T-accounts

Accountants and bookkeepers often use T-accounts as a visual aid to see the effect of a transaction or journal entry on the two (or more) accounts involved.

To learn more about the role of bookkeepers and accountants, visit our topic Accounting Careers.

We will begin with two T-accounts: Cash and Notes Payable.

07X-t-account-0107X-t-account-02

Let’s demonstrate the use of these T-accounts with two transactions:

  1. On June 1, 2020 a company borrows $5,000 from its bank. As a result, the company’s asset Cash must be increased by $5,000 and its liability Notes Payable must be increased by $5,000. To increase the asset Cash the account needs to be debited. To increase the company’s liability Notes Payable this account needs to be credited. After entering the debits and credits the T-accounts look like this:

07X-t-account-0307X-t-account-04

  1. On June 2, 2020 the company repays $2,000 of the bank loan. As a result, the company’s asset Cash must be decreased by $2,000 and its liability Notes Payable must be decreased by $2,000. To reduce the asset Cash the account will need to be credited for $2,000. To decrease the liability Notes Payable that account will need to be debited for $2,000. The T-accounts now look like this:

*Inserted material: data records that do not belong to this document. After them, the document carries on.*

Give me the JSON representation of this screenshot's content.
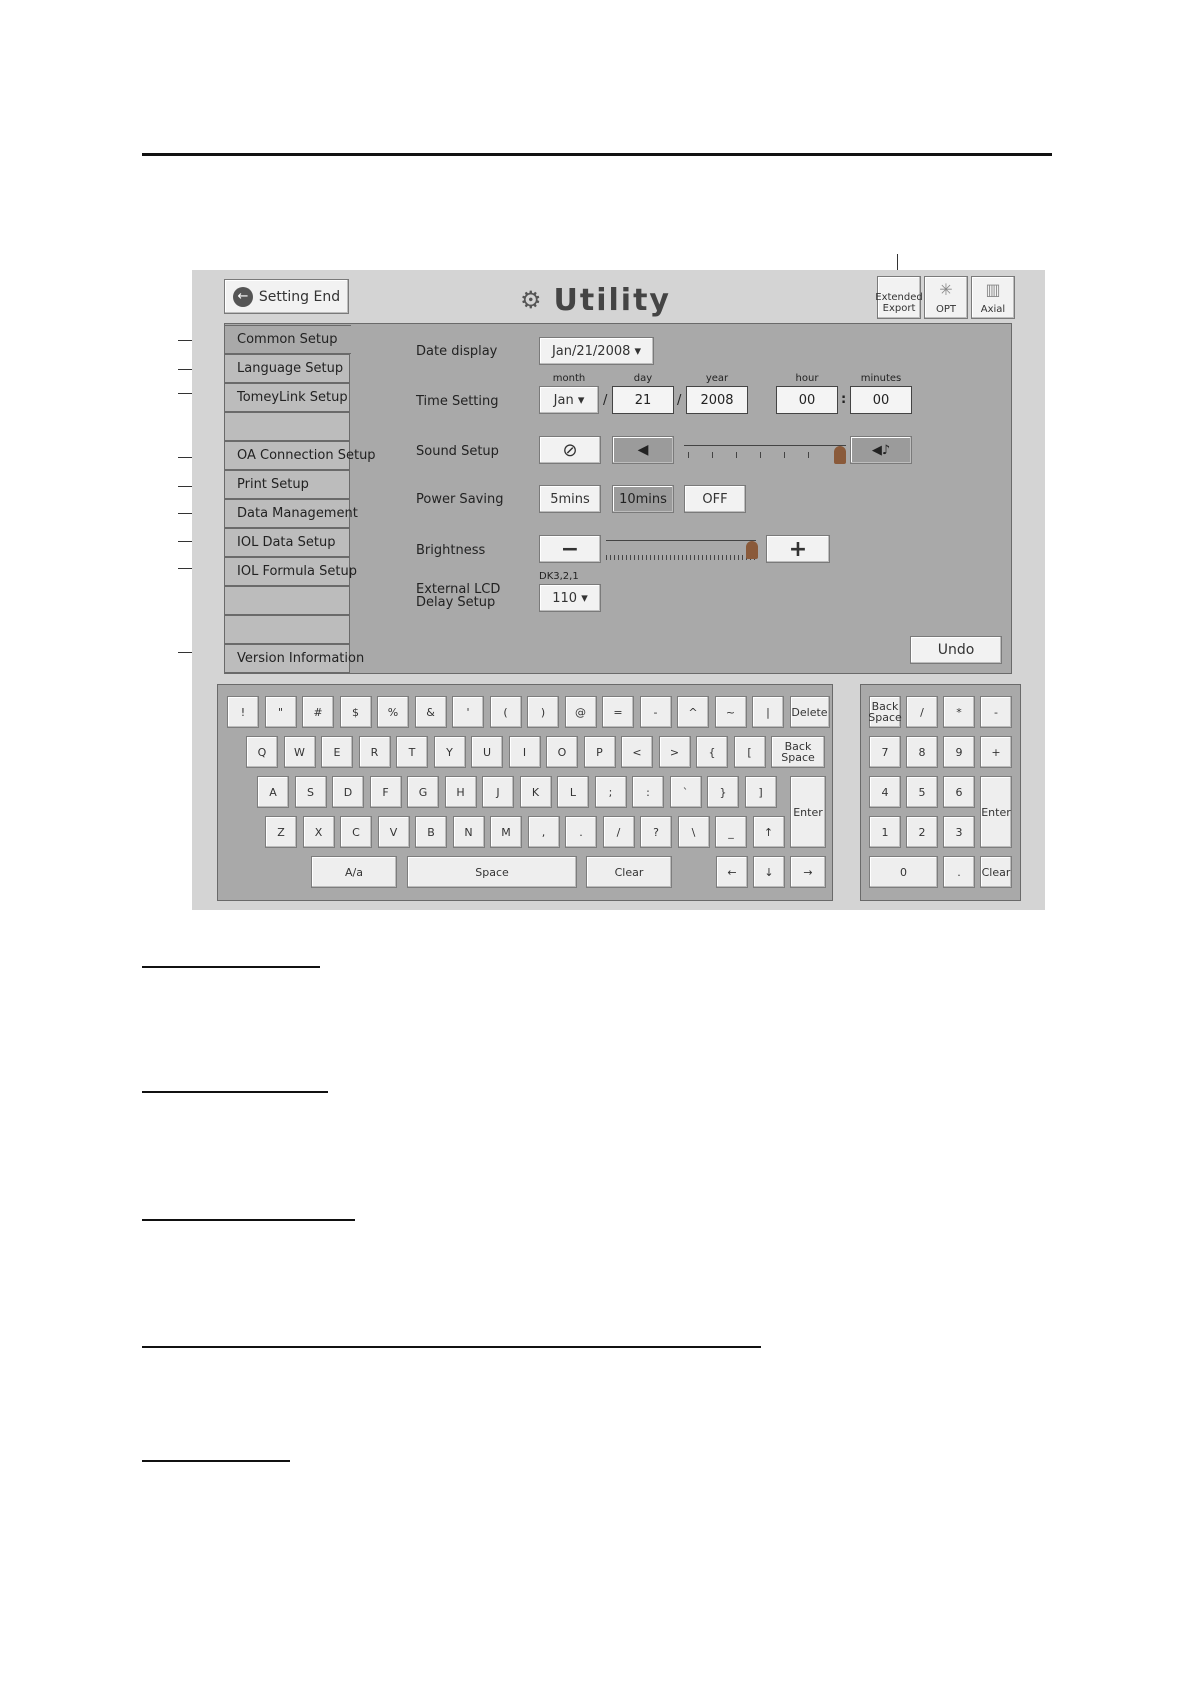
{
  "header": {
    "setting_end_label": "Setting End",
    "title": "Utility",
    "extended_export_label": "Extended Export",
    "opt_label": "OPT",
    "axial_label": "Axial"
  },
  "tabs": [
    {
      "label": "Common Setup"
    },
    {
      "label": "Language Setup"
    },
    {
      "label": "TomeyLink Setup"
    },
    {
      "label": ""
    },
    {
      "label": "OA Connection Setup"
    },
    {
      "label": "Print Setup"
    },
    {
      "label": "Data Management"
    },
    {
      "label": "IOL Data Setup"
    },
    {
      "label": "IOL Formula Setup"
    },
    {
      "label": ""
    },
    {
      "label": ""
    },
    {
      "label": "Version Information"
    }
  ],
  "settings": {
    "date_display": {
      "label": "Date display",
      "value": "Jan/21/2008 ▾"
    },
    "time_setting": {
      "label": "Time Setting",
      "month_caption": "month",
      "day_caption": "day",
      "year_caption": "year",
      "hour_caption": "hour",
      "minutes_caption": "minutes",
      "month": "Jan ▾",
      "day": "21",
      "year": "2008",
      "hour": "00",
      "minutes": "00",
      "sep_slash": "/",
      "sep_colon": ":"
    },
    "sound_setup": {
      "label": "Sound Setup"
    },
    "power_saving": {
      "label": "Power Saving",
      "options": [
        "5mins",
        "10mins",
        "OFF"
      ],
      "selected": "10mins"
    },
    "brightness": {
      "label": "Brightness",
      "minus": "−",
      "plus": "+"
    },
    "external_lcd": {
      "label_line1": "External LCD",
      "label_line2": "Delay Setup",
      "caption": "DK3,2,1",
      "value": "110 ▾"
    },
    "undo_label": "Undo"
  },
  "keyboard": {
    "row1": [
      "!",
      "\"",
      "#",
      "$",
      "%",
      "&",
      "'",
      "(",
      ")",
      "@",
      "=",
      "-",
      "^",
      "~",
      "|",
      "Delete"
    ],
    "row2": [
      "Q",
      "W",
      "E",
      "R",
      "T",
      "Y",
      "U",
      "I",
      "O",
      "P",
      "<",
      ">",
      "{",
      "[",
      "Back Space"
    ],
    "row3": [
      "A",
      "S",
      "D",
      "F",
      "G",
      "H",
      "J",
      "K",
      "L",
      ";",
      ":",
      "`",
      "}",
      "]"
    ],
    "row4": [
      "Z",
      "X",
      "C",
      "V",
      "B",
      "N",
      "M",
      ",",
      ".",
      "/",
      "?",
      "\\",
      "_",
      "↑"
    ],
    "enter": "Enter",
    "row5": [
      "A/a",
      "Space",
      "Clear",
      "←",
      "↓",
      "→"
    ]
  },
  "numpad": {
    "row1": [
      "Back Space",
      "/",
      "*",
      "-"
    ],
    "row2": [
      "7",
      "8",
      "9",
      "+"
    ],
    "row3": [
      "4",
      "5",
      "6"
    ],
    "row4": [
      "1",
      "2",
      "3"
    ],
    "row5": [
      "0",
      "."
    ],
    "enter": "Enter",
    "clear": "Clear"
  },
  "colors": {
    "panel": "#a9a9a9",
    "screen_bg": "#d4d4d4",
    "key": "#eeeeee"
  }
}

07X-t-account-0507X-t-account-06

Introduction to Debits and Credits

Did you know? You can procure our Debits and Credits Certificate of Achievement when you join PRO Plus. To help […]

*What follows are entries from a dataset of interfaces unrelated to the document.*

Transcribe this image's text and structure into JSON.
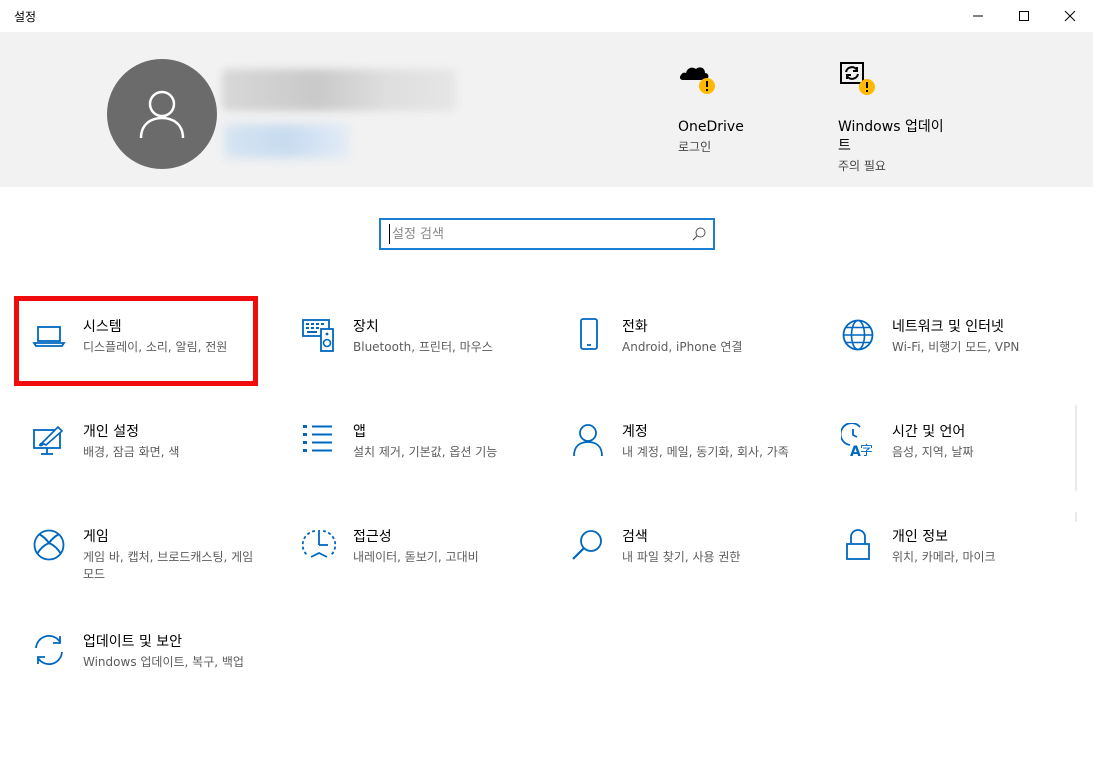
{
  "window": {
    "title": "설정"
  },
  "header": {
    "onedrive": {
      "label": "OneDrive",
      "sub": "로그인"
    },
    "windows_update": {
      "label": "Windows 업데이트",
      "sub": "주의 필요"
    }
  },
  "search": {
    "placeholder": "설정 검색",
    "value": ""
  },
  "colors": {
    "accent": "#0067c0",
    "highlight": "#f00c0c",
    "warning": "#ffb900"
  },
  "categories": [
    {
      "icon": "laptop-icon",
      "title": "시스템",
      "desc": "디스플레이, 소리, 알림, 전원"
    },
    {
      "icon": "keyboard-device-icon",
      "title": "장치",
      "desc": "Bluetooth, 프린터, 마우스"
    },
    {
      "icon": "phone-icon",
      "title": "전화",
      "desc": "Android, iPhone 연결"
    },
    {
      "icon": "globe-icon",
      "title": "네트워크 및 인터넷",
      "desc": "Wi-Fi, 비행기 모드, VPN"
    },
    {
      "icon": "personalization-icon",
      "title": "개인 설정",
      "desc": "배경, 잠금 화면, 색"
    },
    {
      "icon": "apps-list-icon",
      "title": "앱",
      "desc": "설치 제거, 기본값, 옵션 기능"
    },
    {
      "icon": "person-icon",
      "title": "계정",
      "desc": "내 계정, 메일, 동기화, 회사, 가족"
    },
    {
      "icon": "time-language-icon",
      "title": "시간 및 언어",
      "desc": "음성, 지역, 날짜"
    },
    {
      "icon": "xbox-icon",
      "title": "게임",
      "desc": "게임 바, 캡처, 브로드캐스팅, 게임 모드"
    },
    {
      "icon": "ease-of-access-icon",
      "title": "접근성",
      "desc": "내레이터, 돋보기, 고대비"
    },
    {
      "icon": "search-icon",
      "title": "검색",
      "desc": "내 파일 찾기, 사용 권한"
    },
    {
      "icon": "lock-icon",
      "title": "개인 정보",
      "desc": "위치, 카메라, 마이크"
    },
    {
      "icon": "sync-icon",
      "title": "업데이트 및 보안",
      "desc": "Windows 업데이트, 복구, 백업"
    }
  ]
}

Normal Balances

When looking at an account in the general ledger, the following is the debit or credit balance you would normally find in […]

Leave a Reply

Your email address will not be published. Required fields are marked *